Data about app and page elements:
··········

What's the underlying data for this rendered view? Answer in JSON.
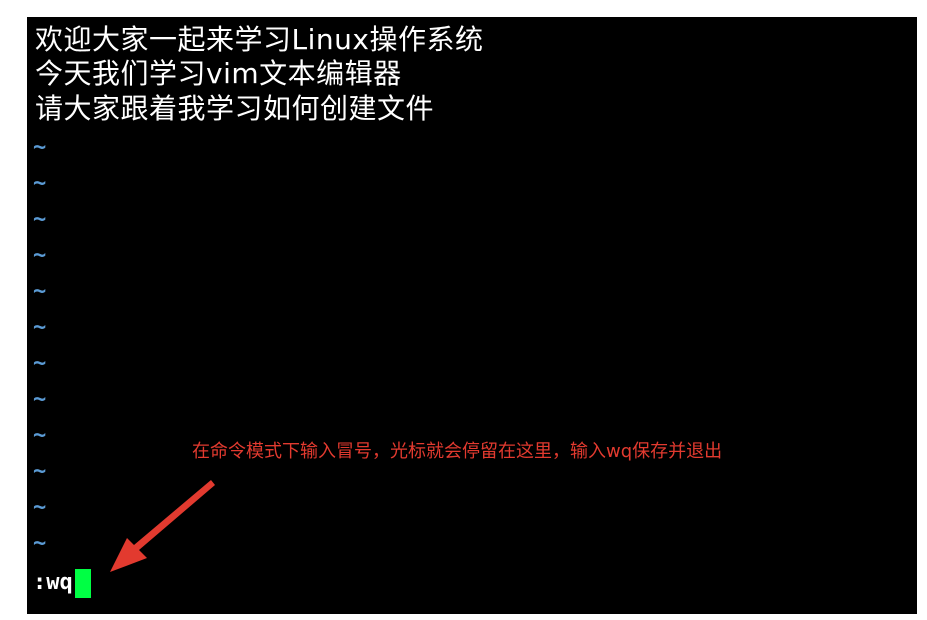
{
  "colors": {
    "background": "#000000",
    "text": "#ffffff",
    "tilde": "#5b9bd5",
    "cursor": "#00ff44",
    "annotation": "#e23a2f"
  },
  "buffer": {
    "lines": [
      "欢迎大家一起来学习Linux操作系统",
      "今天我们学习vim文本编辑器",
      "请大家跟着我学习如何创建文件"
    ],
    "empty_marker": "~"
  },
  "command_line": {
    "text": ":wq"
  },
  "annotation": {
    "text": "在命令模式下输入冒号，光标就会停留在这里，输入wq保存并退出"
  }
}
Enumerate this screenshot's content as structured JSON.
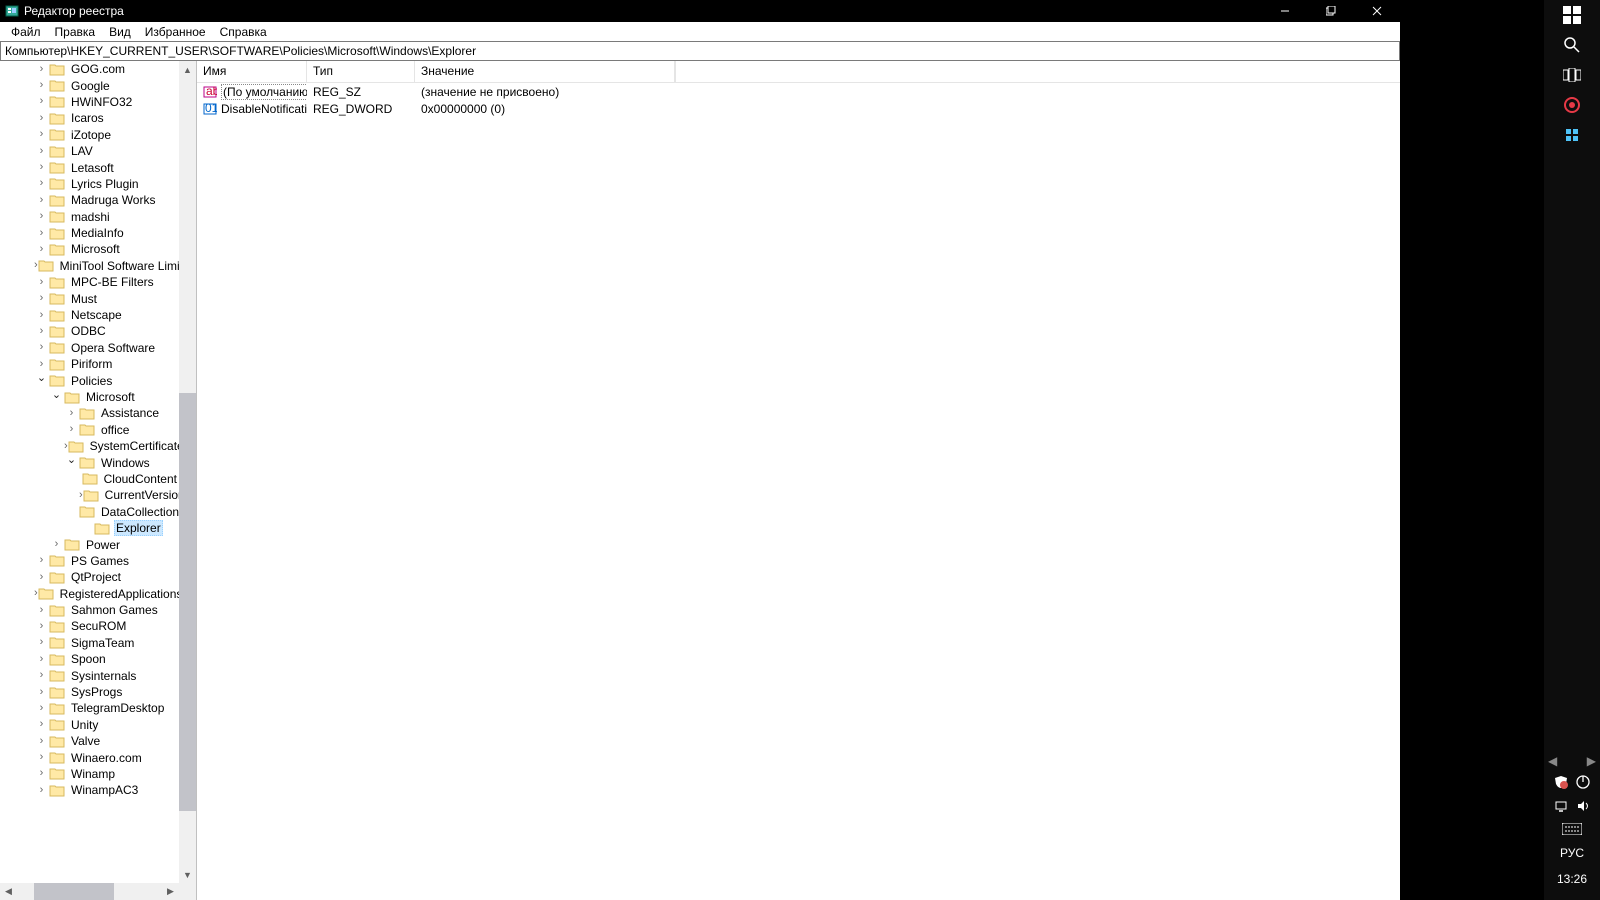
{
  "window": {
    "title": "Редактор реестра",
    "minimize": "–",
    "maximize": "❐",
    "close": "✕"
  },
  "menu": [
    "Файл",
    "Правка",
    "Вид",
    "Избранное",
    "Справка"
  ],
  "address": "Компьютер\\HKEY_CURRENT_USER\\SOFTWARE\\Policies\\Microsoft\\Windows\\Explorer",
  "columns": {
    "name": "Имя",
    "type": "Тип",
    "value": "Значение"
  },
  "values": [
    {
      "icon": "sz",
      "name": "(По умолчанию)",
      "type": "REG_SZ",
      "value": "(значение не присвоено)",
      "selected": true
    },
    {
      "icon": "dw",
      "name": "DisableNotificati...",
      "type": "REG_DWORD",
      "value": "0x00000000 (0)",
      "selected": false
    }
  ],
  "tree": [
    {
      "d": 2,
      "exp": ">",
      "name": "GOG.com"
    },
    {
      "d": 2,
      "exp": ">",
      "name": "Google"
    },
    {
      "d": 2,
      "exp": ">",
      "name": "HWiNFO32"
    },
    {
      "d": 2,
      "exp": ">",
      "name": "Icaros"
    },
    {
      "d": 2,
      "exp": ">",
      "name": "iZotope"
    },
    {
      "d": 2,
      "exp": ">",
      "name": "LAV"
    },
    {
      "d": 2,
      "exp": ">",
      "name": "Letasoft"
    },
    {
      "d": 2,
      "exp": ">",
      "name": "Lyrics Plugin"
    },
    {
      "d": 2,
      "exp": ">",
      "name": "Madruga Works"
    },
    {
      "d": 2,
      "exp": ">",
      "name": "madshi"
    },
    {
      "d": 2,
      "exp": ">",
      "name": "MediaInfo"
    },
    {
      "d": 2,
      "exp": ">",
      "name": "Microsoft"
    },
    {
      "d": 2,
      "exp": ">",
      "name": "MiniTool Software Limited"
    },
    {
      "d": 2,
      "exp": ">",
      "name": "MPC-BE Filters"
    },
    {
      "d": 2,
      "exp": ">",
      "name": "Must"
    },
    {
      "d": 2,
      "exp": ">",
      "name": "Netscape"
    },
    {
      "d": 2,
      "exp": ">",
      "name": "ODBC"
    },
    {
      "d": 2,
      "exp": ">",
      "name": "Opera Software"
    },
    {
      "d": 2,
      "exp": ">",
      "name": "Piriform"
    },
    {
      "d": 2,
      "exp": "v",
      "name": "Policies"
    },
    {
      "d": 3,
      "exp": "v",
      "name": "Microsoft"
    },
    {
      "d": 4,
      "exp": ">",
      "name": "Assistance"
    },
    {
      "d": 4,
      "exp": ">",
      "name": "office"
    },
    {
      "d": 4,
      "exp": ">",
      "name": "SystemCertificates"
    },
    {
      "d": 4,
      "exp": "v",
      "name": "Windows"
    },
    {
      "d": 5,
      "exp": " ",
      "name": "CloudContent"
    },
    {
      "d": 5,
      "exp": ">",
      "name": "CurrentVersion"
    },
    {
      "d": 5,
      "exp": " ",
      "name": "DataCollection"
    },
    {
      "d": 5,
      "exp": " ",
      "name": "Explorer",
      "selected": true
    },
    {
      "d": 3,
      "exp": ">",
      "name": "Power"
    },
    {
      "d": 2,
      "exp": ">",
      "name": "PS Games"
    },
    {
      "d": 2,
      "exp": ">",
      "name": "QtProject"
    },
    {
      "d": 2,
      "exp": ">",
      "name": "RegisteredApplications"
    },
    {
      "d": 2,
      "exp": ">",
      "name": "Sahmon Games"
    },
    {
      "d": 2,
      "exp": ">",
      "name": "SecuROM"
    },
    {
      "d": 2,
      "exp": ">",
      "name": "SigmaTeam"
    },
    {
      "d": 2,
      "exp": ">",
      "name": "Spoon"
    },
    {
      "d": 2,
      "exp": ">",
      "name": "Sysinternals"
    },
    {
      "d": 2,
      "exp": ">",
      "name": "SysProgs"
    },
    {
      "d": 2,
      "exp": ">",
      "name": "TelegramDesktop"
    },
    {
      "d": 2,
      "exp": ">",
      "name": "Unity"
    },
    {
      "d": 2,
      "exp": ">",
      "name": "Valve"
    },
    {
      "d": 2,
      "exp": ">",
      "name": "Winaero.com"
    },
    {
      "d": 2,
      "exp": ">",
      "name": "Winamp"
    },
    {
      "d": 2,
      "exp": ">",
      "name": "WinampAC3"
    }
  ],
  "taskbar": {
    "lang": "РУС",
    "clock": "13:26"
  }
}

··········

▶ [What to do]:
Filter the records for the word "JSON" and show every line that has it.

▶ [Written solution]:
What's the underlying data for this rendered view? Answer in JSON.
Enumerate this screenshot's content as structured JSON.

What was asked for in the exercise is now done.